EXERCISE AIM | Copy, in full, each line of the material that holds the word "distance".

DATA UNDER STUDY |
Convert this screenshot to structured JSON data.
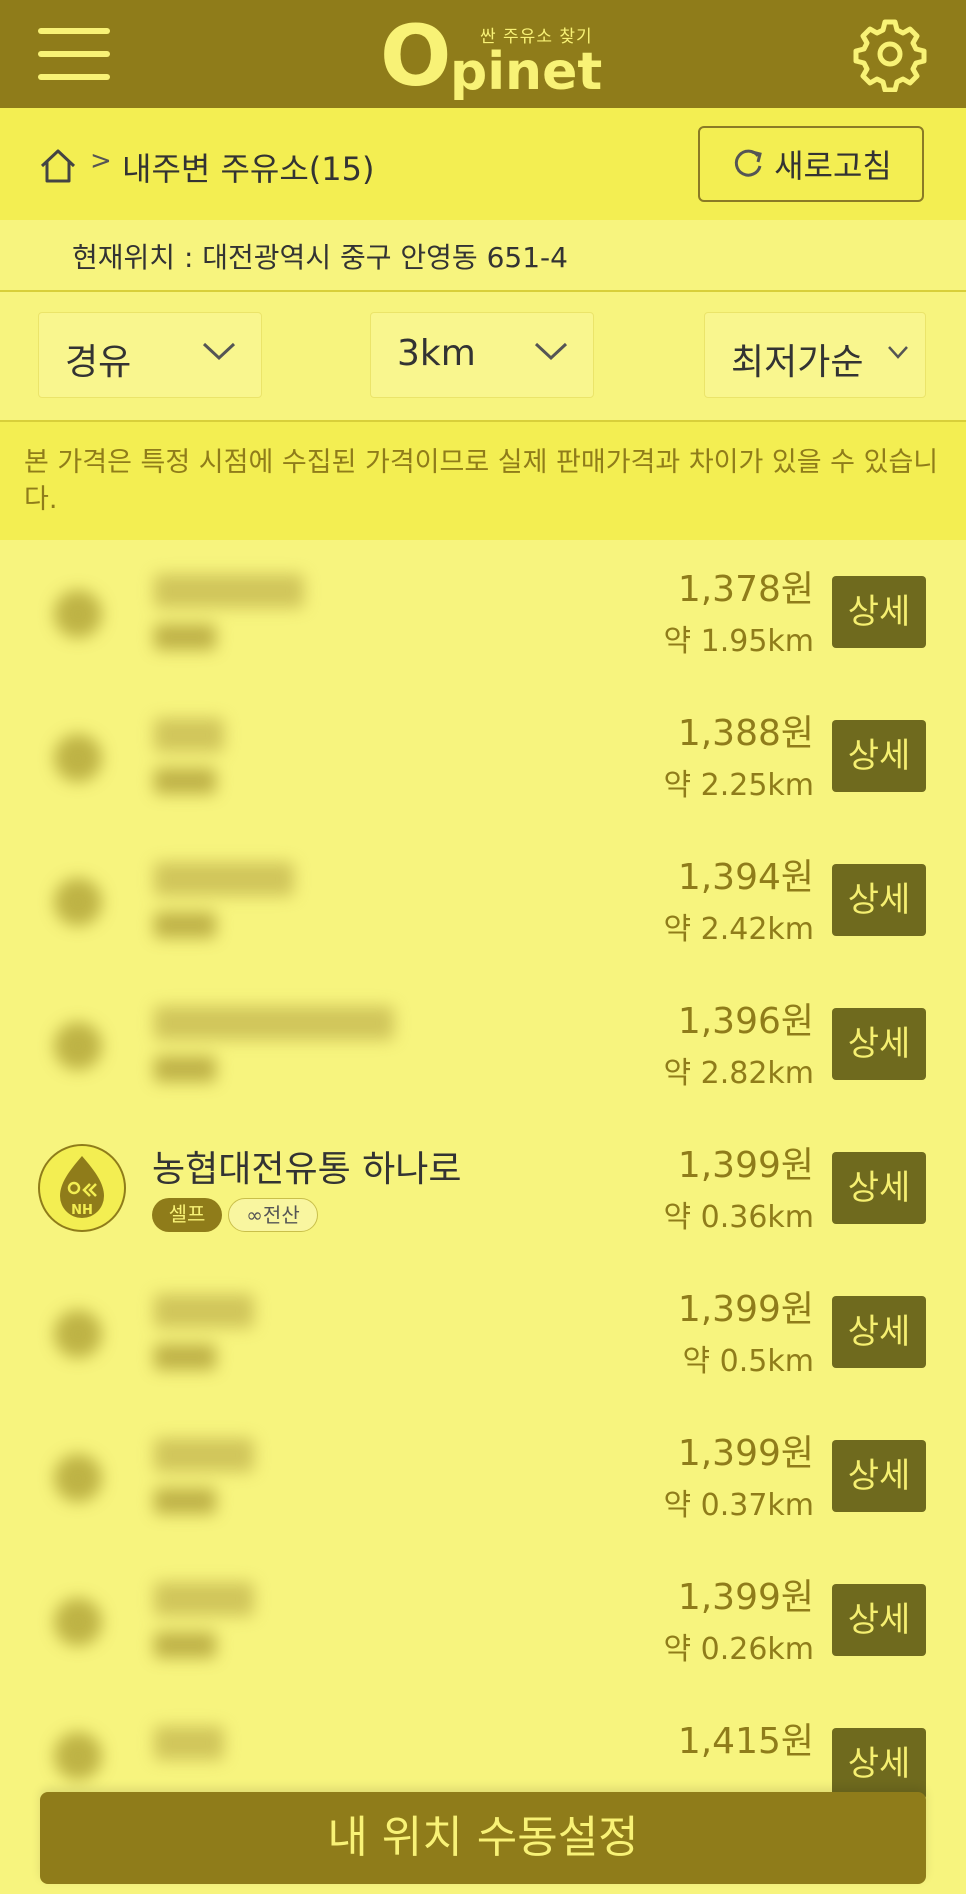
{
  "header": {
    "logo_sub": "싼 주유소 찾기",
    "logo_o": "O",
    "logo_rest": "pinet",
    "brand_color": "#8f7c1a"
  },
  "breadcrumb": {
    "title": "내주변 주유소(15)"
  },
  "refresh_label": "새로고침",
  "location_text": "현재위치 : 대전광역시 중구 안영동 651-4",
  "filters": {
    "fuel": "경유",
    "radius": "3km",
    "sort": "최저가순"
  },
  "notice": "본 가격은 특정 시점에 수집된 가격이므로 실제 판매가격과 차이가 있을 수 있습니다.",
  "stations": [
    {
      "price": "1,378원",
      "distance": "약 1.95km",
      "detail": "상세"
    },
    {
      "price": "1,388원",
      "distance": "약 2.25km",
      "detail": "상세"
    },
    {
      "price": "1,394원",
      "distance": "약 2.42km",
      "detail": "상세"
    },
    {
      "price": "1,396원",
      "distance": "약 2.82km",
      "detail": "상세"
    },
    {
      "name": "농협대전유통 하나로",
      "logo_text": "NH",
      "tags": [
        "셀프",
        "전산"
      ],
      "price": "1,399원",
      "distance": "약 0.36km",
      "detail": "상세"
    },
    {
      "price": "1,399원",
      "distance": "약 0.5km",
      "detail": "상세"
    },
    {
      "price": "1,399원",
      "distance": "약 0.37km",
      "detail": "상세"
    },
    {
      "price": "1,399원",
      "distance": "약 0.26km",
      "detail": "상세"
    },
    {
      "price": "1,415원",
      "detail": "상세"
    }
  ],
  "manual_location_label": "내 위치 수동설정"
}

SOLUTION TO THIS EXERCISE |
      "distance": "약 1.95km",
      "distance": "약 2.25km",
      "distance": "약 2.42km",
      "distance": "약 2.82km",
      "distance": "약 0.36km",
      "distance": "약 0.5km",
      "distance": "약 0.37km",
      "distance": "약 0.26km",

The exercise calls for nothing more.